Katie Weilbacher / Flickr

With the non-summer we've been having and the fact that a lot of people can't afford to get away, allow us to give you a vacation for your mind.

Think beaches. Sunshine. Frozen drinks. Your soundtrack? Five great musicians who hail from the Caribbean.

Justin Steyer / KPLU

I’ve known Jazz Alley manager, Rob Perry, for almost 30 years.  At the end of July, Rob will retire from that job and I will join the many, many Jazz Alley habitués who will miss him.  In fact, though I sort of envy Rob for getting to retire while he’s still good-lookin’, we’re all gonna miss his presence at the club a lot.

Bo Nash / Flickr

Memphis, Tenn., is known as the birthplace of rock 'n roll. But KPLU's Nick Morrison says it should also be known for the blues.

Nick gives five examples of how Memphis and its neighbor, West Memphis, Ark., rank right up there with the Mississippi Delta and Chicago when it comes to launching the careers of influential blues artists.

When Julian Lage was 8 years old, his skill as a guitarist was the subject of a documentary film, Jules at Eight. Before he entered his teens, he had already performed with Carlos Santana and jazz vibraphonist, Gary Burton.

He made his first jazz recording with Burton at age 15, and at age 22 he released his first CD as a band leader. Now, at the ripe old age of 24, he's just released his second CD, called Gladwell.

To celebrate and promote the new recording, Julian is traveling the country with his quintet, and stopped by the KPLU studios last week to treat us to three delightful pieces of music.

Pianist, vocalist, producer and songwriting legend (and Rock n Roll Hall Of Fame inductee), Allen Toussaint stopped by the KPLU studios on June 1 and took us on a sweet and uplifting trip to New Orleans with his music.

Mr. Toussaint has crossed many paths in his illustrious career in music. He has produced, written for, and performed with music giants such as Dr. John, Paul McCartney, Paul Simon, Elvis Costello, Boz Scaggs and Irma Thomas to name a few.

We were pleased to welcome jazz violin virtuoso, Regina Carter to the KPLU studios on June 1 for a unique performance and interview with Evening Jazz host, Abe Beeson.

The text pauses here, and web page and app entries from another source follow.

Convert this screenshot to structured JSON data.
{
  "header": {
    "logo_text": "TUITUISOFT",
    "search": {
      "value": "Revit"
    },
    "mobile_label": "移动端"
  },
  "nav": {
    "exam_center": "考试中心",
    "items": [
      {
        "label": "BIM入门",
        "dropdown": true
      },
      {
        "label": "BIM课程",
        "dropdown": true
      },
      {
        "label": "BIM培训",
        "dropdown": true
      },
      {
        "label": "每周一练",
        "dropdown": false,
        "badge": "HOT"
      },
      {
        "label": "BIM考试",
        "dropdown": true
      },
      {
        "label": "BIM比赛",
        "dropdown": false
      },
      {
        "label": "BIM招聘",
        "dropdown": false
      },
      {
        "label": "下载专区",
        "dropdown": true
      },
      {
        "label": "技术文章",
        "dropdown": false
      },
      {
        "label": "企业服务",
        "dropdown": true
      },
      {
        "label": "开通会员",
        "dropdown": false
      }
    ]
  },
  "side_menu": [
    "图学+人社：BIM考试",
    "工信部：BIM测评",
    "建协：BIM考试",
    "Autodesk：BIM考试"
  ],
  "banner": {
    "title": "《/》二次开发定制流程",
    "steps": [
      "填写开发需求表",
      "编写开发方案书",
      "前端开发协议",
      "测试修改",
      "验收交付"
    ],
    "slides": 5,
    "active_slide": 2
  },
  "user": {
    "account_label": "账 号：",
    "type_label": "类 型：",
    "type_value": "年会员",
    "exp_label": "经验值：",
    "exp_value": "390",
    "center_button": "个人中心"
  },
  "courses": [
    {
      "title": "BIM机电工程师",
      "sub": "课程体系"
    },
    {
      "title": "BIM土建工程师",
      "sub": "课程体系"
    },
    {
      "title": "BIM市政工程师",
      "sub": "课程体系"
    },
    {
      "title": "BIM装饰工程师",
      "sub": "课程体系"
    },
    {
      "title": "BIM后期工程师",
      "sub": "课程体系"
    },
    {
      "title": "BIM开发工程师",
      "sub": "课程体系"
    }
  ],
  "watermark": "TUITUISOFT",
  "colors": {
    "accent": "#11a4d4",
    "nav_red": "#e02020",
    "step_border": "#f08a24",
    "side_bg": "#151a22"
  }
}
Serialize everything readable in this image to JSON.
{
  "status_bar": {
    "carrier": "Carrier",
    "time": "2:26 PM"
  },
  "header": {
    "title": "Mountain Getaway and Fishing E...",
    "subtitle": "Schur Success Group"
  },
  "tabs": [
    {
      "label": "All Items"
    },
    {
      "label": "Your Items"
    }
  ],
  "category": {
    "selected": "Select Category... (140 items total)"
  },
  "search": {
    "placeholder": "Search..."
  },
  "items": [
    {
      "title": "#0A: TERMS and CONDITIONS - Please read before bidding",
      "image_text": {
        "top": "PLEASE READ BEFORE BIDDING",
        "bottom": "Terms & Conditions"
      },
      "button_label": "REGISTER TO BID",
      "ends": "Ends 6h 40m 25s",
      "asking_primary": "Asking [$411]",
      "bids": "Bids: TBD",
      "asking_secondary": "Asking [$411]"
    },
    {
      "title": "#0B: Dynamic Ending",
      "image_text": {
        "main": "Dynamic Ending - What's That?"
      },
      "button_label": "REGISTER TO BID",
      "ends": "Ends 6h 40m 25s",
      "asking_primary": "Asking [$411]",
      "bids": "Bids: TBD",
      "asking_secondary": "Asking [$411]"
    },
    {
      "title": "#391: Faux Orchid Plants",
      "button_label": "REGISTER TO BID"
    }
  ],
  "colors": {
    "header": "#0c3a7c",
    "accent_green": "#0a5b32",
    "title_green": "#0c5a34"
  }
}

Accompanying Carter were Will Holshouser on accordion, and Yacouba Sissoko on the kora, a beautiful and unique African harp. The trio performed two selections from Carter’s latest CD, Reverse Thread: Kanou and N’teri (video below) which explore African music in very fresh, surprising and delightful ways.